Interstitial cystitis/painful bladder syndrome (IC/PBS) is a chronic debilitating condition that can have a severely negative impact on a patient's quality of life.
Its prevalence ranges from 52 to 500/100,000 in females compared to 8-41/100,000 in males, and its incidence is increasing globally. Treatment algorithms are sub-classified into behavioural, pharmacological, intravesical, interventional and surgical therapies. Short-term (i.e. < 1 year) cure rates range from 50% to 75% for non-/minimally-invasive therapies, but repeat administration of a therapeutic agent is required. Although definitive surgical intervention is associated with greater long-term cure rates (≥80%); significant short- and long-term adverse effects occur more frequently. Clinicians are likely to experience increasing numbers of patients with IC/PBS as more is understood about its pathophysiology and evolving epidemiology.
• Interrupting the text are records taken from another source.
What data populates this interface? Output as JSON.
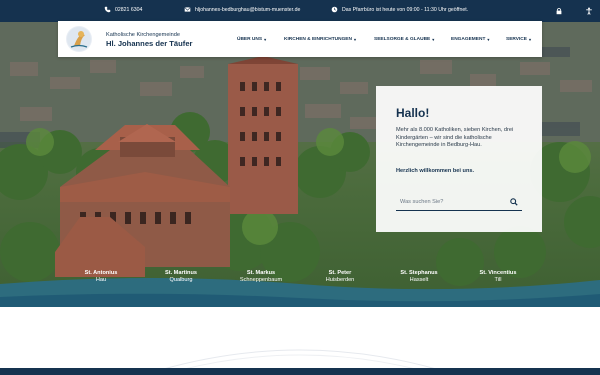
{
  "topbar": {
    "phone": "02821 6304",
    "email": "hljohannes-bedburghau@bistum-muenster.de",
    "office": "Das Pfarrbüro ist heute von 09:00 - 11:30 Uhr geöffnet."
  },
  "header": {
    "brand_small": "Katholische Kirchengemeinde",
    "brand_big": "Hl. Johannes der Täufer",
    "nav": [
      {
        "label": "ÜBER UNS"
      },
      {
        "label": "KIRCHEN & EINRICHTUNGEN"
      },
      {
        "label": "SEELSORGE & GLAUBE"
      },
      {
        "label": "ENGAGEMENT"
      },
      {
        "label": "SERVICE"
      }
    ]
  },
  "card": {
    "title": "Hallo!",
    "text": "Mehr als 8.000 Katholiken, sieben Kirchen, drei Kindergärten – wir sind die katholische Kirchengemeinde in Bedburg-Hau.",
    "welcome": "Herzlich willkommen bei uns.",
    "search_placeholder": "Was suchen Sie?"
  },
  "parishes": [
    {
      "name": "St. Antonius",
      "place": "Hau"
    },
    {
      "name": "St. Martinus",
      "place": "Qualburg"
    },
    {
      "name": "St. Markus",
      "place": "Schneppenbaum"
    },
    {
      "name": "St. Peter",
      "place": "Huisberden"
    },
    {
      "name": "St. Stephanus",
      "place": "Hasselt"
    },
    {
      "name": "St. Vincentius",
      "place": "Till"
    }
  ],
  "icons": {
    "phone": "phone-icon",
    "email": "mail-icon",
    "clock": "clock-icon",
    "lock": "lock-icon",
    "accessibility": "accessibility-icon",
    "search": "search-icon"
  },
  "colors": {
    "navy": "#15324f",
    "wave": "#2a6e8c"
  }
}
Therefore urogynaecologists should familiarise themselves with appropriate diagnostic criteria and evidence based therapies to optimise clinical outcomes in this patient cohort.
Davis NF, Brady CM, Creagh T. Are you the author?
Department of Urogynaecology, Beaumont Hospital, Dublin, Ireland; Department of Urology, Cork University Hospital, Cork, Ireland; Department of Urology, Cork University Hospital, Cork, Ireland.
Reference: Eur J Obstet Gynecol Reprod Biol. 2014 Jan 13. pii: S0301-2115(14)00023-2.